Where a line in the records holds "https", count it once; return only the final number.

━━━

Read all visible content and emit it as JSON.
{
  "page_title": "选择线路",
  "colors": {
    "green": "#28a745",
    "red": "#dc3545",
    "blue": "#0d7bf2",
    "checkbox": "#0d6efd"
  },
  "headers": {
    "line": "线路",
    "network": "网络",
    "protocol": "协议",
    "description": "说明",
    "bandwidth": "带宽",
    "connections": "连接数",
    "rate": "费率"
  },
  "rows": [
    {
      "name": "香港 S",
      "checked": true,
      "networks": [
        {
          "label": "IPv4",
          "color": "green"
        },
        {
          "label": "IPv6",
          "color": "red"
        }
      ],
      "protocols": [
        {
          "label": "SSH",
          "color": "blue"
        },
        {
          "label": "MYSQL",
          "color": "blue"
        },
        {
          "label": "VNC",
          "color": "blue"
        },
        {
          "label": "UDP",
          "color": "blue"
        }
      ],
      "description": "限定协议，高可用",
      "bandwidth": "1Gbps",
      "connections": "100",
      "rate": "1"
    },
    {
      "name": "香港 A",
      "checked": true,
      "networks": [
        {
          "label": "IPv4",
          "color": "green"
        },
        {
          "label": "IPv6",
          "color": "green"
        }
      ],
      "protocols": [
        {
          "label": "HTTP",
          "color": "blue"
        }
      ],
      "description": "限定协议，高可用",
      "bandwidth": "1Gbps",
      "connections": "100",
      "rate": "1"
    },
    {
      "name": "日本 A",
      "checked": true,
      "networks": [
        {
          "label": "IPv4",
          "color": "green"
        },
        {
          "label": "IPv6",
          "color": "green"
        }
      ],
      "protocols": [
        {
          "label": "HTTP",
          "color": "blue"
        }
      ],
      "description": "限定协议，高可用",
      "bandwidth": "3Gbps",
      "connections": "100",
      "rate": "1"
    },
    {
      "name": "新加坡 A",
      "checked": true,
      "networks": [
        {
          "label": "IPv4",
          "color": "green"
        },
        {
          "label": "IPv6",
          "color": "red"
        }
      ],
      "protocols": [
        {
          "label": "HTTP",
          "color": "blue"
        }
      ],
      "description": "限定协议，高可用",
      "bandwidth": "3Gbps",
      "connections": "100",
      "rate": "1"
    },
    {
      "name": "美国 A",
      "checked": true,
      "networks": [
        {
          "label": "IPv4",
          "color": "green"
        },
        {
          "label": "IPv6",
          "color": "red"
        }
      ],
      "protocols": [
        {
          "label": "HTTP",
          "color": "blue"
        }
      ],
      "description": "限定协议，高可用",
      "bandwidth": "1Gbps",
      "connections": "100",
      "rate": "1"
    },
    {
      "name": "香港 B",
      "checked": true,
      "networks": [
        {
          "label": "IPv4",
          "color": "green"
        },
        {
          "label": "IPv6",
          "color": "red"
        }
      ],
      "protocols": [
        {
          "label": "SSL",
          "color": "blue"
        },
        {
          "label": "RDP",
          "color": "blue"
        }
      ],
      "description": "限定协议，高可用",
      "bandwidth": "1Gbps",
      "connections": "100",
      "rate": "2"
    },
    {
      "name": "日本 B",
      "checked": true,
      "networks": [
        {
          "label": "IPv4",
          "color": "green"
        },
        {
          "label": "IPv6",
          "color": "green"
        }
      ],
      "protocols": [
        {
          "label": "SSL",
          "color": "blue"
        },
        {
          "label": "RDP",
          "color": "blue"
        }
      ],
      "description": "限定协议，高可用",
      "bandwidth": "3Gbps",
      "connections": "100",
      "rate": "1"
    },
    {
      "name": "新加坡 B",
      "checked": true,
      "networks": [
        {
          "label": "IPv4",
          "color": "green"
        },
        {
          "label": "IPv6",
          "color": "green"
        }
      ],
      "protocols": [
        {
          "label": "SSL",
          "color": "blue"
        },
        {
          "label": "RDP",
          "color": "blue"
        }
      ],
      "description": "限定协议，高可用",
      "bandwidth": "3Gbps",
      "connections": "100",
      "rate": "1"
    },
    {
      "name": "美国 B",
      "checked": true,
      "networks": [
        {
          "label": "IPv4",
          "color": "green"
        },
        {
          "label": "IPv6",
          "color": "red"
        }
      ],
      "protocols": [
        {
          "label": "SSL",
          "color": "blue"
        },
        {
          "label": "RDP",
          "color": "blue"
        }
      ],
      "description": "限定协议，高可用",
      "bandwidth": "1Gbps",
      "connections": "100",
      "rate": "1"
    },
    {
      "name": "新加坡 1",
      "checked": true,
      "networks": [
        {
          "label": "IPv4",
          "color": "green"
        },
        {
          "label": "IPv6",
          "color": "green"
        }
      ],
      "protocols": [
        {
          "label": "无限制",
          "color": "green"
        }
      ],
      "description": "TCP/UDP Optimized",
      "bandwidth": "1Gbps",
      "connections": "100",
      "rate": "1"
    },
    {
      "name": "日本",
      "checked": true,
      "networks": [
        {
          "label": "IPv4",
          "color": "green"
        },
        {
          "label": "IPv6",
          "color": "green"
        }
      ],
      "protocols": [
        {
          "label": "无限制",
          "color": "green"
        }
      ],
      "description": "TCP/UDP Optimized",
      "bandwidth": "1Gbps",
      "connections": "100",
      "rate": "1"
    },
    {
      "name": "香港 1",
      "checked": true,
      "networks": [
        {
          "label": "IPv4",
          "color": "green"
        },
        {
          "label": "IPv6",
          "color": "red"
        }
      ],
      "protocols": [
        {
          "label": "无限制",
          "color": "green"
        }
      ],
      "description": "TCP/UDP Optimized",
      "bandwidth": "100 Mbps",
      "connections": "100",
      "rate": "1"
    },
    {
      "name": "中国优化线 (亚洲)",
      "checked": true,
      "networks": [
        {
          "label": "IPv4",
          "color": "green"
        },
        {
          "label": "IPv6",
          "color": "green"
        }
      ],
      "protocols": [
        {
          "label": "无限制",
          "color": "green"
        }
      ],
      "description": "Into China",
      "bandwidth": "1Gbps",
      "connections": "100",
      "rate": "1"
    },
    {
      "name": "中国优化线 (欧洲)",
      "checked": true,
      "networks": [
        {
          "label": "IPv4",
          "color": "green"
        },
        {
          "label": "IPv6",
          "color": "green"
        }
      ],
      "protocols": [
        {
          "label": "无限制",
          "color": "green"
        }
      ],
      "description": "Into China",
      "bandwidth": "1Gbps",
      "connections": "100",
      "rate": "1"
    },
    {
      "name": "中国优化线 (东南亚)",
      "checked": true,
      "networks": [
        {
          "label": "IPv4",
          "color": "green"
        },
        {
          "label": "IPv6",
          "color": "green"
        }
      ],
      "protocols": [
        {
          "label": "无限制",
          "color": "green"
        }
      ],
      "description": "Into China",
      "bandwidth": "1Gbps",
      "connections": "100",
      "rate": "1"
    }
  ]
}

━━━

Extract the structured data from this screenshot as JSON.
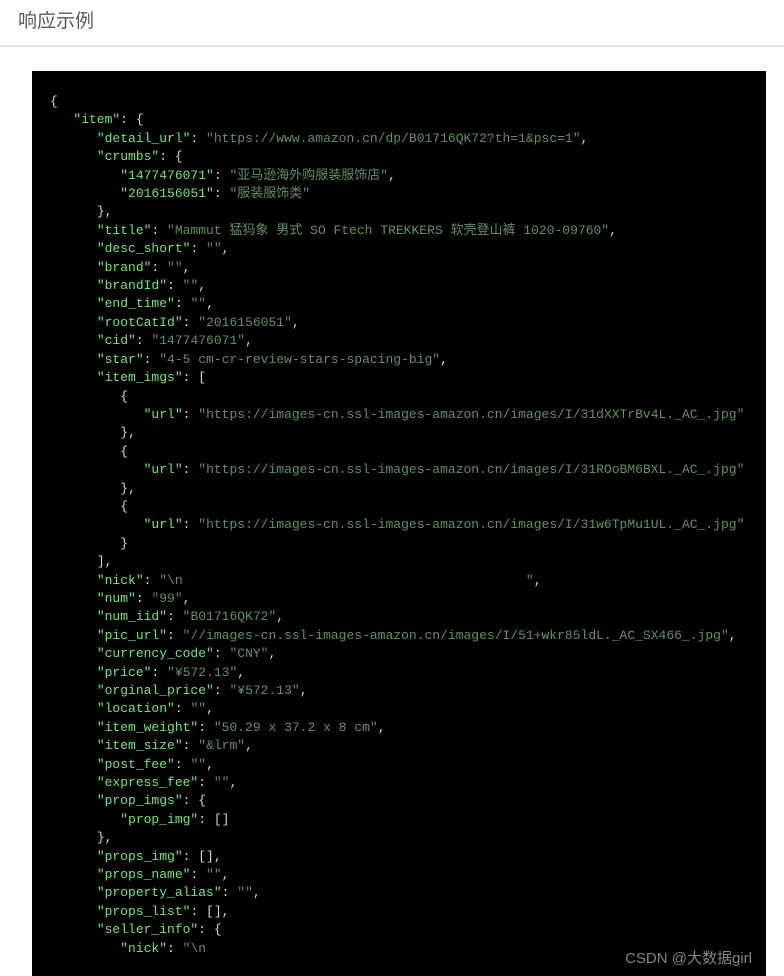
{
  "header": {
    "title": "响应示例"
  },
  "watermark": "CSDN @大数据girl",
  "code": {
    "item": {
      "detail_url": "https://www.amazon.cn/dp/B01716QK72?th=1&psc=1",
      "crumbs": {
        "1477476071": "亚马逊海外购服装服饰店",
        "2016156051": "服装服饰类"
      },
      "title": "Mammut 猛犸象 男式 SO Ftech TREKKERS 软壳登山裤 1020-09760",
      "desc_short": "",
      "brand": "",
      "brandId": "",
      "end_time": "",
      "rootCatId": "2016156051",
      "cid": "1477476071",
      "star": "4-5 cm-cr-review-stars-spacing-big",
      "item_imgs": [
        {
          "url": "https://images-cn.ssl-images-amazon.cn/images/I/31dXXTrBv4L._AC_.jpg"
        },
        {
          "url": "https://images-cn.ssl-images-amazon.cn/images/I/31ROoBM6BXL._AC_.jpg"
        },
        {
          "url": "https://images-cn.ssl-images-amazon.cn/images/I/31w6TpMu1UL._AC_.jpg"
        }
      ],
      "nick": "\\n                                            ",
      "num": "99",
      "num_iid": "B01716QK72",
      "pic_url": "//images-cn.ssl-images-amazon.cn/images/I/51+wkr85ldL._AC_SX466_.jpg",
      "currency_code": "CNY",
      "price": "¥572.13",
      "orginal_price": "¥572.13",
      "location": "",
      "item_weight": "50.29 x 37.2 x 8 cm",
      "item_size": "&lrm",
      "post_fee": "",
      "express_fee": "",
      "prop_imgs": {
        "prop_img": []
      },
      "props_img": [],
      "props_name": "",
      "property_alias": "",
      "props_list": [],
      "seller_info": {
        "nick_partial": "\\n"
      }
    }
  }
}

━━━

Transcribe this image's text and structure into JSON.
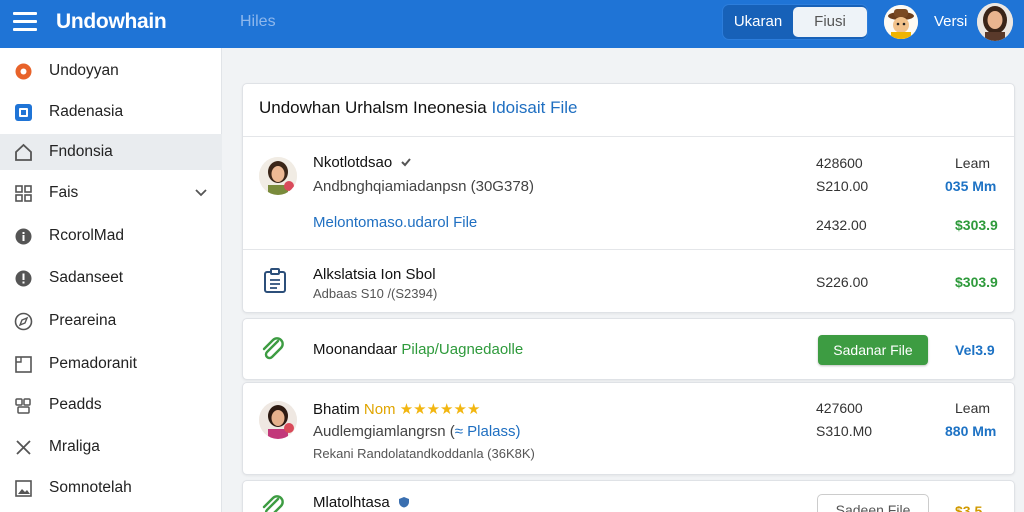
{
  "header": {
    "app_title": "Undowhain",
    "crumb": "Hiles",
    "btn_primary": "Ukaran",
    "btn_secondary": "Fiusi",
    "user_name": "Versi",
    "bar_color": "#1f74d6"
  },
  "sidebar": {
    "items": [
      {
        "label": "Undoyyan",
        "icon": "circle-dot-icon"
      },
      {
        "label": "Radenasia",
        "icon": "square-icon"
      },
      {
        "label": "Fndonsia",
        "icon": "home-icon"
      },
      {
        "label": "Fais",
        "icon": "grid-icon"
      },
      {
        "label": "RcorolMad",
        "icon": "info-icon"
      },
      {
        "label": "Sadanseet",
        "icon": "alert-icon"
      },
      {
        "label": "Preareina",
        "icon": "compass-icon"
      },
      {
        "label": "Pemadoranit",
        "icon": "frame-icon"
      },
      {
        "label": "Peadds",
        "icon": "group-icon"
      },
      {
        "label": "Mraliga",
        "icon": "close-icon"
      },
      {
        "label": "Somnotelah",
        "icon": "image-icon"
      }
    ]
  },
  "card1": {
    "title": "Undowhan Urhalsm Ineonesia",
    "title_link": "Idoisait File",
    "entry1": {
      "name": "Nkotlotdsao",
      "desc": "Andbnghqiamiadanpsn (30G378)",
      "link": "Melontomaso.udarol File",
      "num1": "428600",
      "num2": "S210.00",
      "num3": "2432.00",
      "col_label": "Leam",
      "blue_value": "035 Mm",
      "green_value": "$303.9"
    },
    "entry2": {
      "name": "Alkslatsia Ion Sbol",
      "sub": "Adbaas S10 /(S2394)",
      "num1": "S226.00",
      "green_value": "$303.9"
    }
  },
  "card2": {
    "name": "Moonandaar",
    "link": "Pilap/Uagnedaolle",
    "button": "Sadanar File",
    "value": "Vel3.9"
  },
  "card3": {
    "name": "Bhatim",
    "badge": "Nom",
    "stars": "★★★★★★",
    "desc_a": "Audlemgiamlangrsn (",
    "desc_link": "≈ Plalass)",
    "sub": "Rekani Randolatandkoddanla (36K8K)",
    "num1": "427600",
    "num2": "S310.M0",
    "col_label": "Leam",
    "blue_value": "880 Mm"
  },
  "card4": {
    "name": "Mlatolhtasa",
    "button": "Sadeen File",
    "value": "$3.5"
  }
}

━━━

Output for this exercise: 4